“Clients were happy, even judges probably paused looking at me,” she says. But there are disadvantages too. Friends attached to one job, or the income that comes with it, can disappear. Looking back, she says, “it was a huge shift – intellectual, social, financial. I feel I stepped into a completely different life.”
But perhaps no one has made a more profound switch than Ben Stilman*, 42, whose job as an underwater cameraman involved paddling through Borneo before, in 2011, he came home to Britain to train as a paramedic.
He had met the woman he wanted to marry, and found himself suddenly keen to exchange the freelance life for something that was both worthwhile and secure. “We sat down and went through the things I really wanted to do in life,” he says.
“A friend had become a paramedic, I remembered that. So then it was about working out how to do it. Looking back I had no idea.”
He approached the ambulance service and got a job in the control room, and went from there to a three-year university course, with training on the job from the second year.
“Every day I have no idea what’s coming next. It’s like playing the jackpot – it can be terrorist attack, a shooting, delivering a baby, standing next to someone having open heart surgery on the pavement with the helicopter crew standing by.”
Ben happily admits that the awe in which children (and adults) hold the emergency services adds lustre to his life. But lustre doesn’t pay the bills. “There are a lot of people amazed I’m doing it, but you have to accept it’s not a well-paid job,” he says. “You can’t feel bitter about your wages. You have to have accepted that in your heart.”
He offers one defining tip for those following in his footsteps. “It’s not a midlife crisis,” he says. Talking to Urquart and Zaman, it is clear that they feel the same; that there is something profound yet instinctive in their half-time switch which makes it anything but flippant. It’s not easy for them identify what it is, precisely.

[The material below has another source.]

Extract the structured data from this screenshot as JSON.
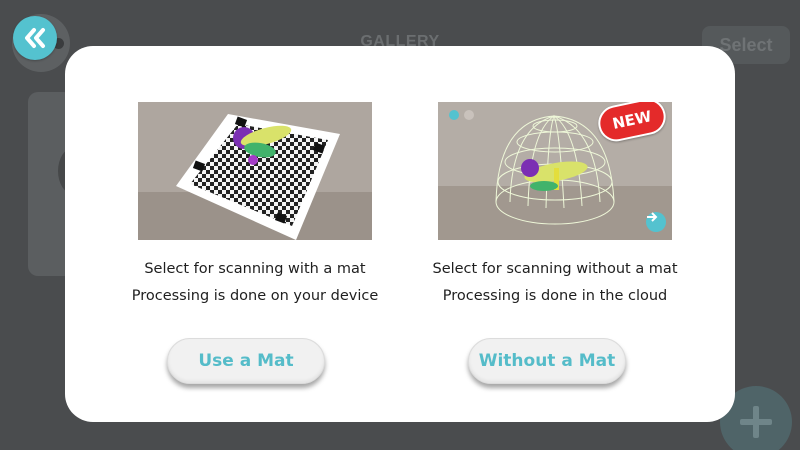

But they all feel it.
“Until you’re doing it for real, it’s impossible to fathom just how massive it can be,” says Zaman. “My identity has changed.”